Molly: I have a family friend who has type 1 diabetes. She’s had it if not since she was born, definitely since she was a very young girl. I’m friends with her on Facebook and many of her statuses are diabetes related. I copied and pasted one of them cause I was curious what you would have to say. It reads: “15 carbs of juice officially does absolutely nothing to her sugar. And yet, AND FREAKIN YET, 10 carbs of kettle chips will kick her right over the edge. Why bother assigning numbers to carbs when they are So Clearly interpretative?”
Prevention RD: Yep, this is common among diabetics, particularly type 1’s. This concept is highly dependent on when blood glucose is measured, how quickly the food/beverage is absorbed (liquids are absorbed much more quickly than solids), the glycemic index of the food, the fiber content of the food, what the food was or was not consumed with, what exercise or lack thereof has been performed, and plenty more that even science cannot explain. There’s just no possible way to isolate each variable and determine concrete cause and effect data. For example, I have SEVERAL patients who record unfavorable rises in blood glucose after eating certain foods. For some, it’s potatoes, for some it’s milk. It’s a matter or trial and error to find what works for each individual and while trends in blood sugar can vary despite carb-counting, a pattern is still apparent in most. Unfortunately, there’s no EXACT science to insulin dosing, carb-counting, and diabetes, but it is still the best (and only!) system for determining insulin titration. AWESOME question – love the diabetes Q’s 🙂
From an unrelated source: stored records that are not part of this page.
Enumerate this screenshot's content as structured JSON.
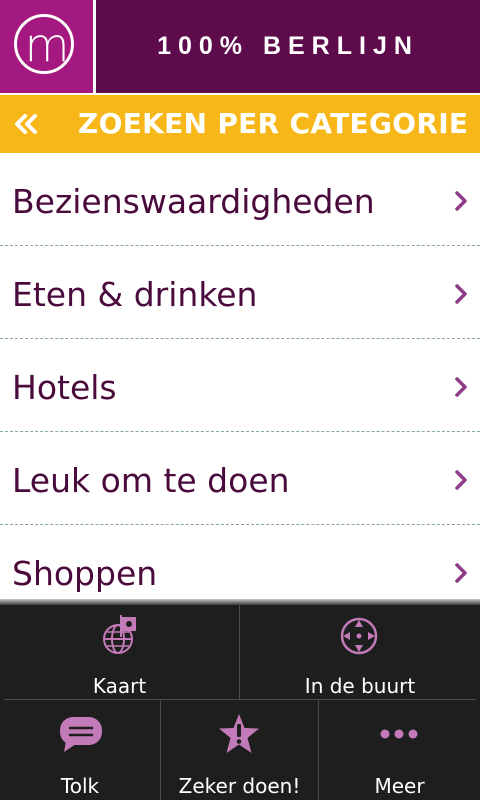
{
  "header": {
    "logo_letter": "m",
    "title": "100% BERLIJN"
  },
  "category_bar": {
    "back_icon": "double-chevron-left-icon",
    "title": "ZOEKEN PER CATEGORIE"
  },
  "categories": [
    {
      "label": "Bezienswaardigheden"
    },
    {
      "label": "Eten & drinken"
    },
    {
      "label": "Hotels"
    },
    {
      "label": "Leuk om te doen"
    },
    {
      "label": "Shoppen"
    }
  ],
  "menu": {
    "items": [
      {
        "label": "Kaart",
        "icon": "globe-map-icon"
      },
      {
        "label": "In de buurt",
        "icon": "crosshair-icon"
      },
      {
        "label": "Tolk",
        "icon": "speech-bubble-icon"
      },
      {
        "label": "Zeker doen!",
        "icon": "star-exclamation-icon"
      },
      {
        "label": "Meer",
        "icon": "more-dots-icon"
      }
    ]
  },
  "colors": {
    "header": "#5e0b4c",
    "logo": "#a3197f",
    "category_bar": "#f7b718",
    "list_text": "#4a0a3c",
    "chevron": "#8e3b88",
    "menu_bg": "#1e1e1e",
    "menu_icon": "#c27ab8"
  }
}
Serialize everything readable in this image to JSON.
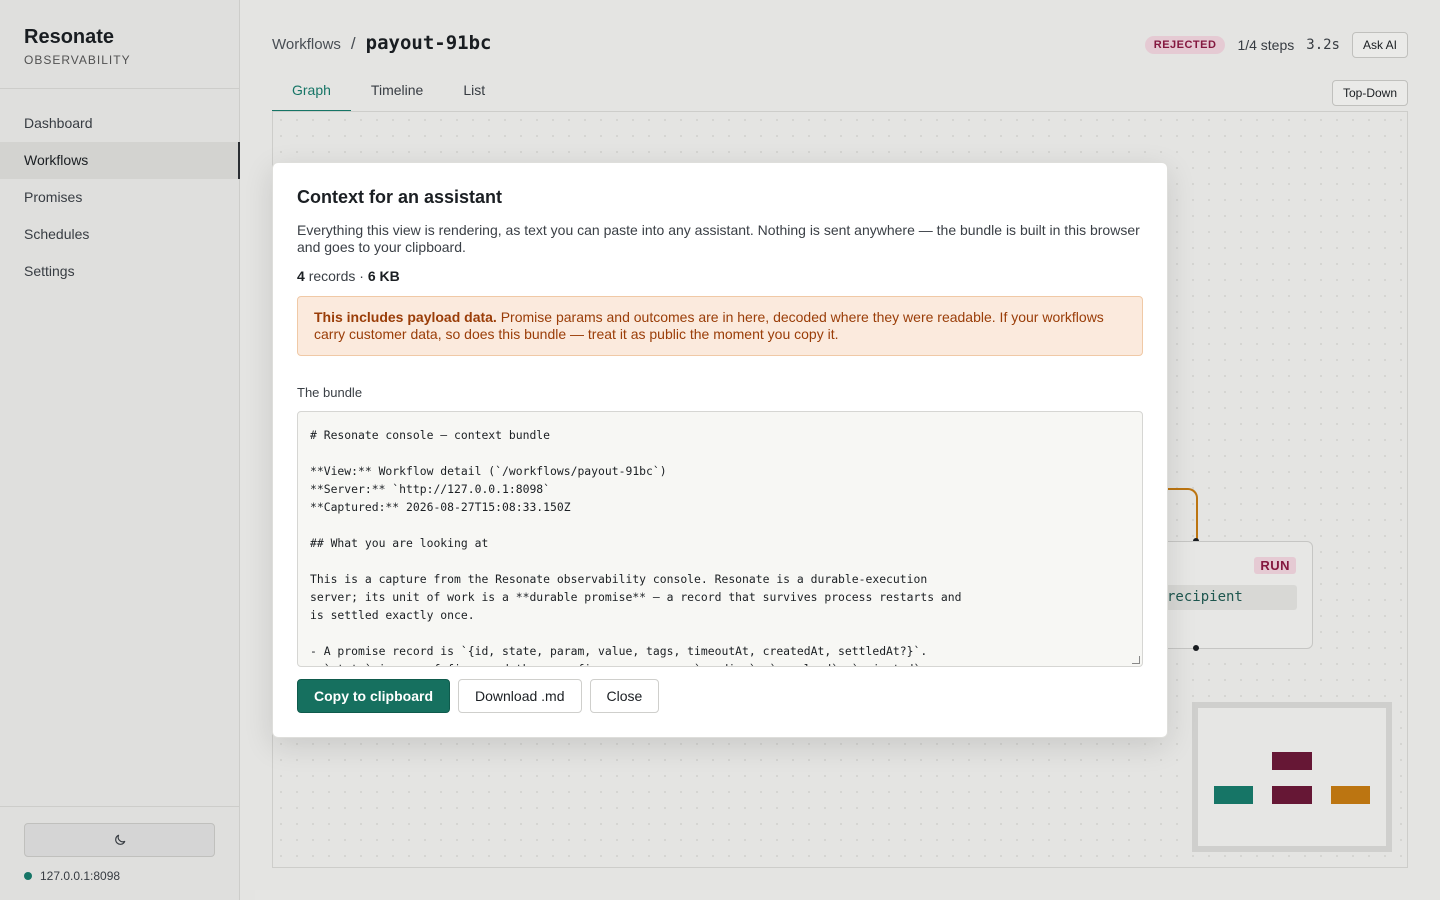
{
  "sidebar": {
    "brand": "Resonate",
    "brand_sub": "OBSERVABILITY",
    "items": [
      {
        "label": "Dashboard"
      },
      {
        "label": "Workflows"
      },
      {
        "label": "Promises"
      },
      {
        "label": "Schedules"
      },
      {
        "label": "Settings"
      }
    ],
    "active_item": "Workflows",
    "theme_icon": "moon-icon",
    "server": "127.0.0.1:8098",
    "server_status_color": "#177a6b"
  },
  "header": {
    "breadcrumb_link": "Workflows",
    "separator": "/",
    "workflow_id": "payout-91bc",
    "status": "REJECTED",
    "steps": "1/4 steps",
    "duration": "3.2s",
    "ask_ai": "Ask AI"
  },
  "tabs": [
    {
      "label": "Graph"
    },
    {
      "label": "Timeline"
    },
    {
      "label": "List"
    }
  ],
  "active_tab": "Graph",
  "layout_toggle": "Top-Down",
  "graph": {
    "node_badge": "RUN",
    "node_function": "recipient"
  },
  "modal": {
    "title": "Context for an assistant",
    "description": "Everything this view is rendering, as text you can paste into any assistant. Nothing is sent anywhere — the bundle is built in this browser and goes to your clipboard.",
    "records_count": "4",
    "records_word": "records",
    "stats_sep": "·",
    "size": "6 KB",
    "warning_bold": "This includes payload data.",
    "warning_text": "Promise params and outcomes are in here, decoded where they were readable. If your workflows carry customer data, so does this bundle — treat it as public the moment you copy it.",
    "bundle_label": "The bundle",
    "bundle_text": "# Resonate console — context bundle\n\n**View:** Workflow detail (`/workflows/payout-91bc`)\n**Server:** `http://127.0.0.1:8098`\n**Captured:** 2026-08-27T15:08:33.150Z\n\n## What you are looking at\n\nThis is a capture from the Resonate observability console. Resonate is a durable-execution\nserver; its unit of work is a **durable promise** — a record that survives process restarts and\nis settled exactly once.\n\n- A promise record is `{id, state, param, value, tags, timeoutAt, createdAt, settledAt?}`.\n  `state` is one of five, and they are five on purpose: `pending`, `resolved`, `rejected`,",
    "copy_button": "Copy to clipboard",
    "download_button": "Download .md",
    "close_button": "Close"
  },
  "colors": {
    "accent": "#16705f",
    "rejected": "#8a1a42",
    "warning": "#9a3d08"
  }
}
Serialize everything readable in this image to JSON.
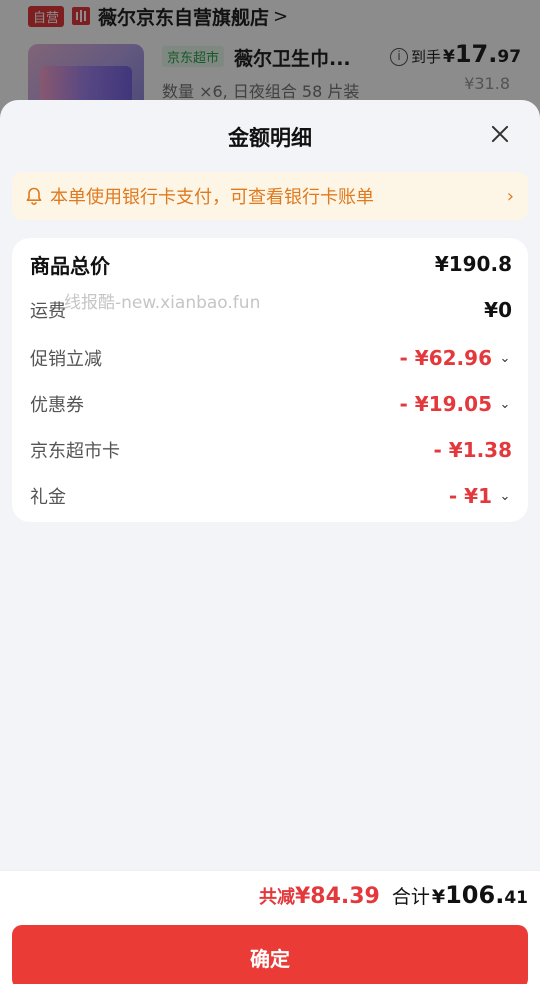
{
  "background": {
    "self_tag": "自营",
    "store_name": "薇尔京东自营旗舰店",
    "store_chevron": ">",
    "jd_supermarket_tag": "京东超市",
    "product_title": "薇尔卫生巾...",
    "product_spec": "数量 ×6, 日夜组合 58 片装",
    "price_label": "到手",
    "price_symbol": "¥",
    "price_int": "17.",
    "price_dec": "97",
    "original_price": "¥31.8"
  },
  "sheet": {
    "title": "金额明细",
    "notice": "本单使用银行卡支付，可查看银行卡账单",
    "notice_arrow": "›",
    "watermark": "线报酷-new.xianbao.fun",
    "rows": [
      {
        "label": "商品总价",
        "value": "¥190.8"
      },
      {
        "label": "运费",
        "value": "¥0"
      },
      {
        "label": "促销立减",
        "value": "- ¥62.96",
        "caret": "⌄"
      },
      {
        "label": "优惠券",
        "value": "- ¥19.05",
        "caret": "⌄"
      },
      {
        "label": "京东超市卡",
        "value": "- ¥1.38"
      },
      {
        "label": "礼金",
        "value": "- ¥1",
        "caret": "⌄"
      }
    ]
  },
  "footer": {
    "reduce_label": "共减",
    "reduce_value": "¥84.39",
    "total_label": "合计",
    "total_symbol": "¥",
    "total_int": "106.",
    "total_dec": "41",
    "confirm_label": "确定"
  },
  "colors": {
    "accent_red": "#e4393c",
    "notice_orange": "#e07a1f",
    "notice_bg": "#fdf6e6"
  }
}
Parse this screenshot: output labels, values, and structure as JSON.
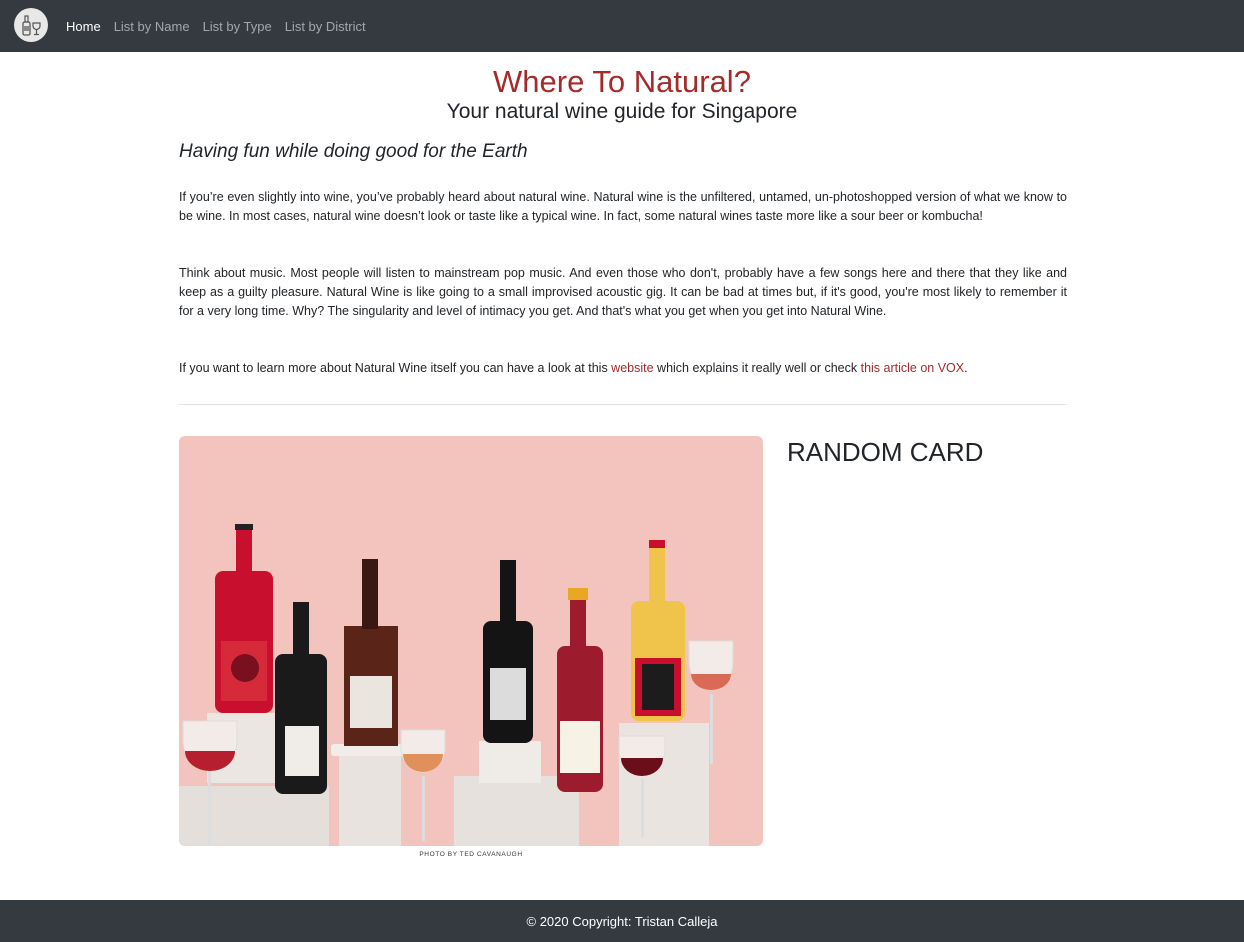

Question: What’s your favorite Italian dish? Lasagna? Ravioli? Manicotti? Spaghetti?
P.S. Thank you for all the Lily love! I wish she knew how many caring bloggie mamas and papas are out there!! 🙂
Happy Hump Day,